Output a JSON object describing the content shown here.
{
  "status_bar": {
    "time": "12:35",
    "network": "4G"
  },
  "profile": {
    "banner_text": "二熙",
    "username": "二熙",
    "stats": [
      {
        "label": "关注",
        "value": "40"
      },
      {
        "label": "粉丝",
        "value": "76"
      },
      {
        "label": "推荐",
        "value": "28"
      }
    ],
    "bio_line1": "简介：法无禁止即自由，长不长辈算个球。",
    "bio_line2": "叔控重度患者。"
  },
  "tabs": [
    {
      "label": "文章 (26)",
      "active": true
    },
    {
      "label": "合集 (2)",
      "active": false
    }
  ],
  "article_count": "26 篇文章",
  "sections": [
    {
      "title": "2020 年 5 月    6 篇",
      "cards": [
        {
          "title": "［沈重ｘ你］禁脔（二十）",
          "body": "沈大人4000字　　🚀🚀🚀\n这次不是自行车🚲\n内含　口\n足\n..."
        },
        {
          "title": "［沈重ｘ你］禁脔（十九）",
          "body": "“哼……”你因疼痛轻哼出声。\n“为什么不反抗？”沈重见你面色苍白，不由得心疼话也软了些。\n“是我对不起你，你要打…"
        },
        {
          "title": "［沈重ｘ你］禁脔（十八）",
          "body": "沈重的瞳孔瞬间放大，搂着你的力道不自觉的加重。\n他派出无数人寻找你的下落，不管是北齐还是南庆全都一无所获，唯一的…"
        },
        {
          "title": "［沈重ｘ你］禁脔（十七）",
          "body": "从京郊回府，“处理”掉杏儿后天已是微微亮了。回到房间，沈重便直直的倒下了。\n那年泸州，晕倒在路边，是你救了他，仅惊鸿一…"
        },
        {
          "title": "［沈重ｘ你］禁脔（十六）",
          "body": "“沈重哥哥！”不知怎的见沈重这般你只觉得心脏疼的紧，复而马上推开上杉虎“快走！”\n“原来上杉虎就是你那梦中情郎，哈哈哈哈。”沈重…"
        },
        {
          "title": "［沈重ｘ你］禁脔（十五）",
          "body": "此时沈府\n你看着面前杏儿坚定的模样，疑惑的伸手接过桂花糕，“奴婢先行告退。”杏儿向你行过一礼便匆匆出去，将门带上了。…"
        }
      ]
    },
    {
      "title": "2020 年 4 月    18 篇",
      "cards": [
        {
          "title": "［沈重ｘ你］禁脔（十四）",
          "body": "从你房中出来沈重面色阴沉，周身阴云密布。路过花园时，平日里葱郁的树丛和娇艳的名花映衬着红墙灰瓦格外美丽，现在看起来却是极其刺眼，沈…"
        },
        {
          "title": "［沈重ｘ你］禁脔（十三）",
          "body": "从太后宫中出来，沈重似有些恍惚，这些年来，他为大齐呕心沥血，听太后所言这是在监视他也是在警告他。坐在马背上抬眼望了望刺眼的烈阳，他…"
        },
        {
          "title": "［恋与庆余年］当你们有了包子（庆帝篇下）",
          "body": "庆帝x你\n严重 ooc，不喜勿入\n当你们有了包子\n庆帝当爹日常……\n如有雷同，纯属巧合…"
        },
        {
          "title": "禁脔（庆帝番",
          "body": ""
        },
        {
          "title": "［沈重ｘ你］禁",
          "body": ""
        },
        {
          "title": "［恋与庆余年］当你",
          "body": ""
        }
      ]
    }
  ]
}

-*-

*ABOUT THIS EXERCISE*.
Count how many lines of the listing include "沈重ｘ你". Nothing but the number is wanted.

*EXERCISE SOLUTION*.
9